Several industry actors have proposed an alternative model in which, instead of paying to access a publisher’s website with data or money, users sell the rights to process their personal data, i.e., allow tracking, in exchange for money. For some users, this approach could be an attractive alternative to denying permission. A significant obstacle to this approach is that the user typically does not know the data’s value (Lischka and Kenning 2020). Moreover, the opportunity to sell data in exchange for money is not universally available; firms adopting this model have begun to emerge only recently. We discuss industry initiatives that picked up this approach and tackled these obstacles in Section 9.1.
The main takeaways from Section 5 are:
The requirement for a legal basis for data processing in the advertising industry—in the form of either explicit permission (consent) for data processing or implicit permission (legitimate interest)—provides users with more control over their personal data, enabling them to determine how much tracking, profiling, and targeting to allow, if any. Yet this benefit comes with costs for actors in the advertising industry, as well as for the users themselves.
Regardless of whether users provide or deny permission for data processing, publishers face high costs for requesting such permission (e.g., through cookie banners) and managing information on users’ decisions.
The very need to decide whether to provide permission, as well as to track and manage such decisions, also entails costs for users, which may worsen the user’s online experience.

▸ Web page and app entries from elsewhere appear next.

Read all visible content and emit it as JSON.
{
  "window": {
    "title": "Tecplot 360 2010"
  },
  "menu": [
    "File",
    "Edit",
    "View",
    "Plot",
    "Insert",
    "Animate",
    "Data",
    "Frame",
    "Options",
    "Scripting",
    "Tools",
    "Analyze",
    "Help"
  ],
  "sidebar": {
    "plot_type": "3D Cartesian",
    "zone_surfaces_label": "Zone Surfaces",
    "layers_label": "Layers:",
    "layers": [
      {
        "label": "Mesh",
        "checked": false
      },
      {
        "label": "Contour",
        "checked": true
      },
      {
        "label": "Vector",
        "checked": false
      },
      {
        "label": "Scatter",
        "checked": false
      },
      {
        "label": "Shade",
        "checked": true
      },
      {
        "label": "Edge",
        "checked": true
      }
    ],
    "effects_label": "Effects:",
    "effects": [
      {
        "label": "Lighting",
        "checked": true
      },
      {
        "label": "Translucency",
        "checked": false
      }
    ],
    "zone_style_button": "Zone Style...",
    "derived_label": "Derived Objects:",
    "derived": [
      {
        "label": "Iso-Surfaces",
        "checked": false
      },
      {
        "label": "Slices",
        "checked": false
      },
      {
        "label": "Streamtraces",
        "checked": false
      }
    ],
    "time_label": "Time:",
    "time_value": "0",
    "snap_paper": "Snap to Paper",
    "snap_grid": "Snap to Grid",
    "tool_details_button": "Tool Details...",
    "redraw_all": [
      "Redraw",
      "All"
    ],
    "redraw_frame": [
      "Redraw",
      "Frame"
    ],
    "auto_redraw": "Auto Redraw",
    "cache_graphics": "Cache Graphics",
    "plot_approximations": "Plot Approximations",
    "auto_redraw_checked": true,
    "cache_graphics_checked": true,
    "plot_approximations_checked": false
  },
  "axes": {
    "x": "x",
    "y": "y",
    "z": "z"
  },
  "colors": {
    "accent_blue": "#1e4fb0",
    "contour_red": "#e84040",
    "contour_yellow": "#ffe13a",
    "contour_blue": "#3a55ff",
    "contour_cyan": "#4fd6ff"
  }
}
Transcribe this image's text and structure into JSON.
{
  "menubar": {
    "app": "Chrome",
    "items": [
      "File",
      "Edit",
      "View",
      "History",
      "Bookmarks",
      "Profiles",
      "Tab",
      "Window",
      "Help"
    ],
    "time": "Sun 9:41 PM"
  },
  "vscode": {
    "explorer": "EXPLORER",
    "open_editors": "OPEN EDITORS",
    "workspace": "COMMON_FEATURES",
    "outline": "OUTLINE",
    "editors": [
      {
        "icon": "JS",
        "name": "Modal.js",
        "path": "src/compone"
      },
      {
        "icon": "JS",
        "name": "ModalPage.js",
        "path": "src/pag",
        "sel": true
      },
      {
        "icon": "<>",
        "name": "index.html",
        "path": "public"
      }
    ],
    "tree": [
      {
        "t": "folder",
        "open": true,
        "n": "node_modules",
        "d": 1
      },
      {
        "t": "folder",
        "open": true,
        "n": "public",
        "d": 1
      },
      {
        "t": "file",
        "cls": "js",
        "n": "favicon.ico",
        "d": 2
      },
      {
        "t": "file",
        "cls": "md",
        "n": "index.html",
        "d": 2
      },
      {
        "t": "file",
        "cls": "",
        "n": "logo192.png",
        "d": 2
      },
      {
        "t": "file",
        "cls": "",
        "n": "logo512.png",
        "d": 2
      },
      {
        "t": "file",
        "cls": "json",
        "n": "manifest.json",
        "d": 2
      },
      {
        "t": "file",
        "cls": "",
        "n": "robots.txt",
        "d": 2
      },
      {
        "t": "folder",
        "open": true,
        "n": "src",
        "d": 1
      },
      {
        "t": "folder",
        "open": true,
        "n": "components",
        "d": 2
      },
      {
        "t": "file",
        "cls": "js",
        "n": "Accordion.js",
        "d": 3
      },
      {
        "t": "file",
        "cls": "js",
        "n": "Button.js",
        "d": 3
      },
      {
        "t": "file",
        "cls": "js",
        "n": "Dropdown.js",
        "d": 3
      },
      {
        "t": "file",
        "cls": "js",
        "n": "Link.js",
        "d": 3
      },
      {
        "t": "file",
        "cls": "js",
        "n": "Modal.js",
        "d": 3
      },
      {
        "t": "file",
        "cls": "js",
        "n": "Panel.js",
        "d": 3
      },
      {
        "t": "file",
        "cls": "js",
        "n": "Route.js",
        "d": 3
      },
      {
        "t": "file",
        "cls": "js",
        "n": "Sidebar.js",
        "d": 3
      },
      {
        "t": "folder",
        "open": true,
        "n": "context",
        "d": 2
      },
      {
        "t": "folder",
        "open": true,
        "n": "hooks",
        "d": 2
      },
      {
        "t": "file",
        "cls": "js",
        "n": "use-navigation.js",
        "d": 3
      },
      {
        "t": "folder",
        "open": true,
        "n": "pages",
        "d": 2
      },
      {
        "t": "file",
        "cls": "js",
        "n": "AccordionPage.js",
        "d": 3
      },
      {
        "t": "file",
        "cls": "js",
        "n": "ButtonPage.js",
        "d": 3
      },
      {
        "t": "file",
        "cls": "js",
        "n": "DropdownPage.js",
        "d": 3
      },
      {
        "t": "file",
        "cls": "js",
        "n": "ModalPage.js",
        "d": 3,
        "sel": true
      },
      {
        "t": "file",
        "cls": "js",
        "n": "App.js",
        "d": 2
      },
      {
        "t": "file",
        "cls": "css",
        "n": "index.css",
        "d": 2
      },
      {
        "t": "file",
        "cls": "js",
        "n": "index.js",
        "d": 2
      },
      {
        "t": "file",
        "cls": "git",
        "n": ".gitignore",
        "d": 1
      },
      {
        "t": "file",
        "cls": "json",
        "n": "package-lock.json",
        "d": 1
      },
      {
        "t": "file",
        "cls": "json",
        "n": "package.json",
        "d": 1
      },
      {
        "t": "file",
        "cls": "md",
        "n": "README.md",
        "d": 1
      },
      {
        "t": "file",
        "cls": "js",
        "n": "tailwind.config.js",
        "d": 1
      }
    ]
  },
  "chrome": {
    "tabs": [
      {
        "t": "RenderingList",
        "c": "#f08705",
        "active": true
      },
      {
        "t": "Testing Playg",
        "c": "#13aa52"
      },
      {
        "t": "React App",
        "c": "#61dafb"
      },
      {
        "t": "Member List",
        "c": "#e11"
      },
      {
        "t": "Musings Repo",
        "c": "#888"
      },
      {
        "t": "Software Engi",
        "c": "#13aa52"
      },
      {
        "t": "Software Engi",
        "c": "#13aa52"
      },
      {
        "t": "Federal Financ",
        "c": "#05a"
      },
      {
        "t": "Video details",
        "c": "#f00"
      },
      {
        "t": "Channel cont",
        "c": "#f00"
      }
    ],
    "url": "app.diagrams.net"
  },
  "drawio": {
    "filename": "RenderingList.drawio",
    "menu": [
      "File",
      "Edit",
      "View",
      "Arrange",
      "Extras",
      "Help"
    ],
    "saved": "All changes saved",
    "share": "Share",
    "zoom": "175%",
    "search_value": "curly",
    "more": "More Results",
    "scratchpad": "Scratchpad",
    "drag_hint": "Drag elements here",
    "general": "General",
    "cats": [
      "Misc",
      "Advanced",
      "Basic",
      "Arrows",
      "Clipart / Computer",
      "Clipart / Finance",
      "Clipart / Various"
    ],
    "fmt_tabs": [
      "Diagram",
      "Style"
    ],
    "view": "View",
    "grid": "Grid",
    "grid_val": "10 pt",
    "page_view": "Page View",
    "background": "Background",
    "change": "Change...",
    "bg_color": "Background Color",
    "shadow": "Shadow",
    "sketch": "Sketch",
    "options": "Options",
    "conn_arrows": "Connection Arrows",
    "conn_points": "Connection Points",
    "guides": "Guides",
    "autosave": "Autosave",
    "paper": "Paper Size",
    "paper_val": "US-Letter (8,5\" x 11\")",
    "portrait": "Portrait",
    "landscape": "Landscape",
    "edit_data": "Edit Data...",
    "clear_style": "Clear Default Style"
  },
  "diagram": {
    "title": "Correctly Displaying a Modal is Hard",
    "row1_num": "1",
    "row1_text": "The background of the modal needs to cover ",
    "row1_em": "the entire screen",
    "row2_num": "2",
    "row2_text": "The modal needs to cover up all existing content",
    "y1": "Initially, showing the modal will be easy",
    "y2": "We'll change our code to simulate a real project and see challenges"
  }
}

If the user grants (as opposed to denying) permission for data processing, the user likely receives ads and content of higher relevance, but shares more personal data with a variety of firms, which represents a loss of privacy.
If the user denies permission,
the advertiser has less data to improve online advertising performance and becomes less willing to pay for online advertising;
the publisher, in turn, faces a threat of lower revenue from online advertising to finance its free content. Thus, a high consent rate represents a competitive advantage for a publisher;
the quantity and quality of the content that the user can access for free may be lower than they would have been had the user provided permission.